:: About this exercise ::
Look through the records below and state how many lines carry the string "user", adding nothing.

********

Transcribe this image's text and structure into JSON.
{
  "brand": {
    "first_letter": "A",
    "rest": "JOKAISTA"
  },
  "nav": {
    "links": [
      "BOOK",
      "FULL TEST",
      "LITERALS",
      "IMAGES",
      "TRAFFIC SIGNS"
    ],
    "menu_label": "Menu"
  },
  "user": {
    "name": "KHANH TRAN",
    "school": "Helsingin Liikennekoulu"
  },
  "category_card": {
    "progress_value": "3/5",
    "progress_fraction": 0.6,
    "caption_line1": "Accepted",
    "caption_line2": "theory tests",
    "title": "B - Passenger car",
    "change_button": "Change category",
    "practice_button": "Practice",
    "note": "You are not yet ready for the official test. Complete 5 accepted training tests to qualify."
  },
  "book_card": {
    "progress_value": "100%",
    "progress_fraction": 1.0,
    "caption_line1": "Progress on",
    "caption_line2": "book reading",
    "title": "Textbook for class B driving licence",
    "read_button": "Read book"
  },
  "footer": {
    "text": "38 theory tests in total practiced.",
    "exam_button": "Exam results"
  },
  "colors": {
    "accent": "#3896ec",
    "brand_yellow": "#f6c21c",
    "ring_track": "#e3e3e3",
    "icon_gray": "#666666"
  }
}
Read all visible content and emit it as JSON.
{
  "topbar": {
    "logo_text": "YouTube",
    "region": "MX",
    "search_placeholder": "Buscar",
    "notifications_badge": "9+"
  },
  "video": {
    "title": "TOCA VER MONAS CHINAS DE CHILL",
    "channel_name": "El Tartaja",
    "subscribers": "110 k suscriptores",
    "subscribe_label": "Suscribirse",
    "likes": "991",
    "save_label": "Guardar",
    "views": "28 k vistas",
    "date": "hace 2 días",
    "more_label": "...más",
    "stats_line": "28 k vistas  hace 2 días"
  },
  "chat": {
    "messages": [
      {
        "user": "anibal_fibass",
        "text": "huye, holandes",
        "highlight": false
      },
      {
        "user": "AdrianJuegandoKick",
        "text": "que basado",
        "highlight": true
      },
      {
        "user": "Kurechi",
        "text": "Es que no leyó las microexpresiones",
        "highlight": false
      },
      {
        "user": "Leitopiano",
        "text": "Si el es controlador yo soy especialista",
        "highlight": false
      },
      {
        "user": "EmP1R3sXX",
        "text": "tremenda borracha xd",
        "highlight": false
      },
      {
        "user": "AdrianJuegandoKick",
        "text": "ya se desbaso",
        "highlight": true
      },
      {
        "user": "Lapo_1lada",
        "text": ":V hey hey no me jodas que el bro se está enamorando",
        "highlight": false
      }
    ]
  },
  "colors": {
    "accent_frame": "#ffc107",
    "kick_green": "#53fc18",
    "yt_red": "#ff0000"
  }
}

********

:: Finished exercise ::
8